Like many people fighting Lyme for themselves or family members, Dennis credits Facebook with giving her connections to and support from other “Lymies.” I have also experienced this, and it can make a big difference. However, Dennis uses long, unedited, and poorly written quotes from other folks in her FB groups extensively. Most people don’t write for publication on social media. With permission, I would have wanted some of them edited, just as I think the book as a whole could stand with a strong professional edit.

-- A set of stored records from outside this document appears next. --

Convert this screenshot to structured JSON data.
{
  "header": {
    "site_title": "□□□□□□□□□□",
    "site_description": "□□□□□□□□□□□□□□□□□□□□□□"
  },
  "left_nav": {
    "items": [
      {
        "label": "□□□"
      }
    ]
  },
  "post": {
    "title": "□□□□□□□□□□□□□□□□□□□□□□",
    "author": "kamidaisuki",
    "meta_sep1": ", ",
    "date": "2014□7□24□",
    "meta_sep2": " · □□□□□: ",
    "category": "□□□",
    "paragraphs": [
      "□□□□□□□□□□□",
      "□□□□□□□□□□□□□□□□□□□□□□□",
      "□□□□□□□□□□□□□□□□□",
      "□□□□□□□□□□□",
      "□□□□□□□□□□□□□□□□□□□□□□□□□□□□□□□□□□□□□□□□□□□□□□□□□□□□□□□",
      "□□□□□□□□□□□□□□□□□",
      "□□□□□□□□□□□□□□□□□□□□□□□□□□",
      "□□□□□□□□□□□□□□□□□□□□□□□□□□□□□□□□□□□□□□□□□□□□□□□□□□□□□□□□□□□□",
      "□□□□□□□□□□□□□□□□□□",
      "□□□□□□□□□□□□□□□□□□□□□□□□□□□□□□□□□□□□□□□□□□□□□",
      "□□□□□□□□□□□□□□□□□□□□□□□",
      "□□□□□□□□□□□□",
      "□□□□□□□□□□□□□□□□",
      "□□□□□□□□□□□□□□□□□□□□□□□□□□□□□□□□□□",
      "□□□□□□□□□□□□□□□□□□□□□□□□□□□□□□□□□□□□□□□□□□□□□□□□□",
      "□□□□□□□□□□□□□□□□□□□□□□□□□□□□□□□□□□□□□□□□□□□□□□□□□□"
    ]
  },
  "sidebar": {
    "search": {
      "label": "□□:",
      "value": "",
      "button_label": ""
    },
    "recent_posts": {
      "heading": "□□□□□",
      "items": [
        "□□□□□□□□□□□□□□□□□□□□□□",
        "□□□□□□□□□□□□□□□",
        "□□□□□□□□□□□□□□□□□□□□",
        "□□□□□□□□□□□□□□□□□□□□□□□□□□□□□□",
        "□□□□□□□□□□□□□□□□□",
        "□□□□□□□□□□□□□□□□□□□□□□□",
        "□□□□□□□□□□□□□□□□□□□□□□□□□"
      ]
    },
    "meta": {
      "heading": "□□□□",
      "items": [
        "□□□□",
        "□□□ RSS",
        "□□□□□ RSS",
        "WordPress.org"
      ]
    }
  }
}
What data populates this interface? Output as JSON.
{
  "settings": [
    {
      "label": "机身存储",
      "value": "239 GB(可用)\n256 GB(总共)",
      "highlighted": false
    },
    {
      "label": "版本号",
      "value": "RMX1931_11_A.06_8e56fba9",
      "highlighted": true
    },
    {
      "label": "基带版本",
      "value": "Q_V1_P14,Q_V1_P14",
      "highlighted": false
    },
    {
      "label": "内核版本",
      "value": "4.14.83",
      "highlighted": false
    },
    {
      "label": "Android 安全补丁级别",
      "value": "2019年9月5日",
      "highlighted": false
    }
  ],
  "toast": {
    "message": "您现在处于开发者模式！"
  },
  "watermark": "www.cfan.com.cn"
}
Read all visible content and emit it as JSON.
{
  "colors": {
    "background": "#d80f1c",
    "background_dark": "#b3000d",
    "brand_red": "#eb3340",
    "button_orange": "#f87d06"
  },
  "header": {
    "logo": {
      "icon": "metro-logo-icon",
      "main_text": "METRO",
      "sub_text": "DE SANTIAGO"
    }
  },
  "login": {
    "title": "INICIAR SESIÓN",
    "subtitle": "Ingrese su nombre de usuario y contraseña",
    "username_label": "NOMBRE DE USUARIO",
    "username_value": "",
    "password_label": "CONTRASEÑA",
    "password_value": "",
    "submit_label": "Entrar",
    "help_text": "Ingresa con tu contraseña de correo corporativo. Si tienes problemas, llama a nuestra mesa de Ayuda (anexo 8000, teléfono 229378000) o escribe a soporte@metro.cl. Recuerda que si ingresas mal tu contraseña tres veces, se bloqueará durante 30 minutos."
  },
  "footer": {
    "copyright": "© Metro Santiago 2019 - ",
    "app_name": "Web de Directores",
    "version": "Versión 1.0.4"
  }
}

Lyme Madness is a manifesto for radical Lyme activism. I agree with Dennis’ comparisons to the AIDS movement, which changed that disease’s landscape. People living with Lyme Disease, with the support of anyone who believes in them, are the only way the treatment of this pandemic will change. I give Lori Dennis huge props for her part in that effort.

Thanks to NetGalley, Lori Dennis, and Soulwork Publishing to an digital advanced reader’s copy of this book in exchange for my honest review.

If you’re interested in more information about Lyme Disease, I’d also recommend the following:

Under Our Skin DVD

Cure Unknown by Pamela Weintraub
The Last Letter by Susan Pogorzelski
Freedom from Lyme Disease: New Treatments for a Complete Recovery by Bryan Rosner
Why Can’t I Get Better? Solving the Mystery of Lyme and Chronic Disease by Richard I. Horowitz

My Lyme-related bookshelf on Goodreads